But unfortunately,  the label can say “San Marzano tomatoes” even if they are not real San Marzano tomatoes.

San Marzano is a region in Italy near Naples and Mt. Vesuvius, and the special combination of climate and volcanic soil make these plum tomatoes world-famous. They have less water, fewer seeds and are picked off the vine when perfectly ripe, then processed the same day.

But San Marzano is a variety of tomato, too…and so you can have a can of San Marzano tomatoes that are not from San Marzano. And to add to the confusion, there’s actually a brand of tomatoes called San Marzano, with tomatoes grown in the United States. Bet your ass the sellers of these tomatoes are counting on you not to know the difference!

Sold everywhere, but not real San Marzanos from Italy. Grown in the USA.

The company has now changed their label, just calling it "SM."

The company has now changed their label, just calling it “SMT.”

Real San Marzano Tomatoes are a very old variety, extremely limited in quantity, grown and produced exclusively in the San Marzano region of Italy. Because production is so very limited, the Italian Government and the European Union have formed a way of protecting consumers from fraud by having San Marzano tomatoes tightly controlled. DOP, or denomination of protected origin, is the mechanism that the government is using to control the production and marketing of genuine San Marzano tomatoes. Labels for DOP products must be individually numbered and manually applied to each can in specific lots and government officials must oversee this application. So here’s the deal: unless you see “DOP” on the label with a hand-stamped number on the can, it’s not a real San Marzano tomato.

Nope. Italian, but not from the region.

Nope. Italian, and the correct variety, but not from the region.

Nope. "San Marzano region," but not necessarily the variety.

Nope. “San Marzano region,” but not necessarily the variety.

Nope. San Marzan "style."

Nope. San Marzan “style.”

Yes! Always look for D.O.P. on the can or jar.

Yes! Always look for D.O.P. on the can or jar.


Porchetta is a savory, fatty, herby, delicious slab of pig that is slow roasted…a favorite in Italy. Porchetta is also the name of a small eatery on the Lower east side of New York City, the baby of chef Sara Jenkins, where they serve this Italian classic almost exclusively, with lines of people winding down the block, waiting for their taste of pig heaven.


Traditional porchetta is made from a hog that is butchered, boned and roasted. Porchetta in New York City takes the pork loin, wraps it with the belly and skin, and slow roasts it in their special Combi oven. The result is nothing short of fantastic.


Both methods are way too big for my kitchen, so I took a page out of one of my favorite cooking magazines, La Cucina Italiana , where chef Jenkins described how a homemade version of porchetta was possible using boneless pork shoulder.
Well, I didn’t have a boneless pork shoulder, dammit! I had two beautiful pork tenderloins…not nearly as fatty, and no pork skin to wrap them with. I knew that I would have to be extremely careful not to totally dry my pork out.

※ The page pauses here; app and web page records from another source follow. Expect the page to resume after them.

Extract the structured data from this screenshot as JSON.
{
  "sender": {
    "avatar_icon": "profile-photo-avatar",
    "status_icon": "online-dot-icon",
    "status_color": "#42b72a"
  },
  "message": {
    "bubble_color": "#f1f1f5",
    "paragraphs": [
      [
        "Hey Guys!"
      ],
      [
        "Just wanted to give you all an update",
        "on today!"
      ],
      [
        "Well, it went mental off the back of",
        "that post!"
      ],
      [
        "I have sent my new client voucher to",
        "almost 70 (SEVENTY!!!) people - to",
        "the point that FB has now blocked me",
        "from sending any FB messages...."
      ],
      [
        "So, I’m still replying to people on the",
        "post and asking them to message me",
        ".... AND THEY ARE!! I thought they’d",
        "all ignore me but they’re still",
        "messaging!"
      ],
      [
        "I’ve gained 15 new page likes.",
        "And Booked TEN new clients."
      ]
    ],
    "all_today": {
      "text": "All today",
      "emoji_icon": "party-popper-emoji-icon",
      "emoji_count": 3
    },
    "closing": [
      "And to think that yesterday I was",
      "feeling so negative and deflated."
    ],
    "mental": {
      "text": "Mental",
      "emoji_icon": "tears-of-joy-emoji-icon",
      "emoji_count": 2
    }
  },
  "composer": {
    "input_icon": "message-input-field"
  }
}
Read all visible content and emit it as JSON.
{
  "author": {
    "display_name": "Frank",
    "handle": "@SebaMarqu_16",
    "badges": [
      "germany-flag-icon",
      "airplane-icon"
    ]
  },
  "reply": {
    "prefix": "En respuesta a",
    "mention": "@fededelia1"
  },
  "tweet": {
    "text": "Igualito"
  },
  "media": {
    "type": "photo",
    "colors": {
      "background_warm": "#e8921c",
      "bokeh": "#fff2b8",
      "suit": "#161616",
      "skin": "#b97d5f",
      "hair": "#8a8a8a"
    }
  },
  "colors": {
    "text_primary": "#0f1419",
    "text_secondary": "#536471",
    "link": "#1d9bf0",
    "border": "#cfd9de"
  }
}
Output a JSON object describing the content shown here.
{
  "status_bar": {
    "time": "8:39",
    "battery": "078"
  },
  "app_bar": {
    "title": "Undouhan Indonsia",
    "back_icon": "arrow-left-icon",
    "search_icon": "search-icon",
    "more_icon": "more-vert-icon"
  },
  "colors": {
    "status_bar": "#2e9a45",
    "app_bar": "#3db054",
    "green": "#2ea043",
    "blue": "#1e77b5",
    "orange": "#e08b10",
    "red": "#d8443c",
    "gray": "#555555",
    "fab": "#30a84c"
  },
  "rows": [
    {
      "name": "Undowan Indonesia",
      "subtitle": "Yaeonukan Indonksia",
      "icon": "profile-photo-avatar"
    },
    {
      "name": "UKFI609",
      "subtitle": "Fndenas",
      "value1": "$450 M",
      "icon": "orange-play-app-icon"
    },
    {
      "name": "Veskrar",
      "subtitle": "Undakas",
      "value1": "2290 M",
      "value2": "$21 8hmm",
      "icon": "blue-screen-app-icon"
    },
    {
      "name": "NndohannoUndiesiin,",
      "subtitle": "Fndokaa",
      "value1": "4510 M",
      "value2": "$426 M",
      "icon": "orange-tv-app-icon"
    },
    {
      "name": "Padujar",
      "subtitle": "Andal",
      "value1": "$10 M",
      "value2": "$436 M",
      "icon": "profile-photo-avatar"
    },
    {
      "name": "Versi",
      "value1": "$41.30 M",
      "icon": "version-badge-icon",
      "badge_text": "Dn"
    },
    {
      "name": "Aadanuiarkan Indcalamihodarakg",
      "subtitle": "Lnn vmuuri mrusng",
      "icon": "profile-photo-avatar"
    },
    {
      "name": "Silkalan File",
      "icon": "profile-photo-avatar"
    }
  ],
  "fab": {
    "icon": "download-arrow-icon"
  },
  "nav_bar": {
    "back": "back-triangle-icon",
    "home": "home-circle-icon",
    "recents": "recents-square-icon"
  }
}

10 small fresh sage leaves
3 fresh small rosemary sprigs, leaves only
1 garlic clove, chopped
2 tablespoons wild fennel pollen (see below)
1 1/2 teaspoons sea salt
1 1/2 teaspoons coarsely ground black pepper
2 pork tenderloins (2 1/2 to 3 lb total)
2 tablespoons extra virgin olive oil
1/2 cup dry white wine

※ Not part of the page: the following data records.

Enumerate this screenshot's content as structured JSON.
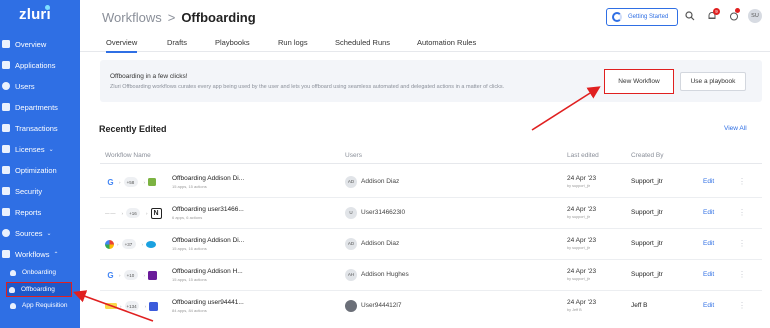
{
  "sidebar": {
    "logo": "zluri",
    "items": [
      {
        "label": "Overview",
        "icon": "grid-icon"
      },
      {
        "label": "Applications",
        "icon": "apps-icon"
      },
      {
        "label": "Users",
        "icon": "users-icon"
      },
      {
        "label": "Departments",
        "icon": "departments-icon"
      },
      {
        "label": "Transactions",
        "icon": "transactions-icon"
      },
      {
        "label": "Licenses",
        "icon": "licenses-icon"
      },
      {
        "label": "Optimization",
        "icon": "optimization-icon"
      },
      {
        "label": "Security",
        "icon": "shield-icon"
      },
      {
        "label": "Reports",
        "icon": "reports-icon"
      },
      {
        "label": "Sources",
        "icon": "sources-icon"
      },
      {
        "label": "Workflows",
        "icon": "workflows-icon"
      }
    ],
    "sub_items": [
      {
        "label": "Onboarding"
      },
      {
        "label": "Offboarding"
      },
      {
        "label": "App Requisition"
      }
    ]
  },
  "header": {
    "breadcrumb_parent": "Workflows",
    "breadcrumb_sep": ">",
    "breadcrumb_current": "Offboarding",
    "getting_started": "Getting Started",
    "notif_count": "9",
    "avatar_initials": "SU"
  },
  "tabs": [
    "Overview",
    "Drafts",
    "Playbooks",
    "Run logs",
    "Scheduled Runs",
    "Automation Rules"
  ],
  "banner": {
    "title": "Offboarding in a few clicks!",
    "description": "Zluri Offboarding workflows curates every app being used by the user and lets you offboard using seamless automated and delegated actions in a matter of clicks.",
    "new_workflow": "New Workflow",
    "use_playbook": "Use a playbook"
  },
  "recent": {
    "title": "Recently Edited",
    "view_all": "View All",
    "columns": {
      "workflow": "Workflow Name",
      "users": "Users",
      "last_edited": "Last edited",
      "created_by": "Created By"
    },
    "rows": [
      {
        "count": "+58",
        "name": "Offboarding Addison Di...",
        "sub": "15 apps, 15 actions",
        "user_initials": "AD",
        "user": "Addison Diaz",
        "date": "24 Apr '23",
        "date_sub": "by support_jtr",
        "creator": "Support_jtr",
        "edit": "Edit"
      },
      {
        "count": "+16",
        "name": "Offboarding user31466...",
        "sub": "6 apps, 6 actions",
        "user_initials": "U",
        "user": "User3146623l0",
        "date": "24 Apr '23",
        "date_sub": "by support_jtr",
        "creator": "Support_jtr",
        "edit": "Edit"
      },
      {
        "count": "+37",
        "name": "Offboarding Addison Di...",
        "sub": "15 apps, 16 actions",
        "user_initials": "AD",
        "user": "Addison Diaz",
        "date": "24 Apr '23",
        "date_sub": "by support_jtr",
        "creator": "Support_jtr",
        "edit": "Edit"
      },
      {
        "count": "+10",
        "name": "Offboarding Addison H...",
        "sub": "15 apps, 15 actions",
        "user_initials": "AH",
        "user": "Addison Hughes",
        "date": "24 Apr '23",
        "date_sub": "by support_jtr",
        "creator": "Support_jtr",
        "edit": "Edit"
      },
      {
        "count": "+134",
        "name": "Offboarding user94441...",
        "sub": "84 apps, 84 actions",
        "user_initials": "",
        "user": "User944412l7",
        "date": "24 Apr '23",
        "date_sub": "by Jeff B",
        "creator": "Jeff B",
        "edit": "Edit"
      }
    ]
  },
  "colors": {
    "brand": "#2f6fe4",
    "annotation": "#e02020"
  }
}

Heat oven to 250 degrees.

Finely chop the sage, rosemary and garlic. (I place them in a food processor.) Place mixture in a small bowl and add fennel pollen, salt and pepper. Stir together well.

Rub the herb mixture all over the 2 tenderloin pieces. Tie the tenderloins together with butcher twine. (Usually one end of the tenderloin is fatter and the other thinner. Line them up so that one fat end is tied with one thin end, making the pork package of equal thickness.)

Set pork fat side up in a roasting pan. Drizzle with olive oil.

Roast the tenderloins, basting with the wine and pan juices every 15 minutes. Cook until pork has an internal temperature of 140 degrees.



Despite that it came out somewhat awesome, I plan on using a pork shoulder next time. Leftovers make great sandwiches!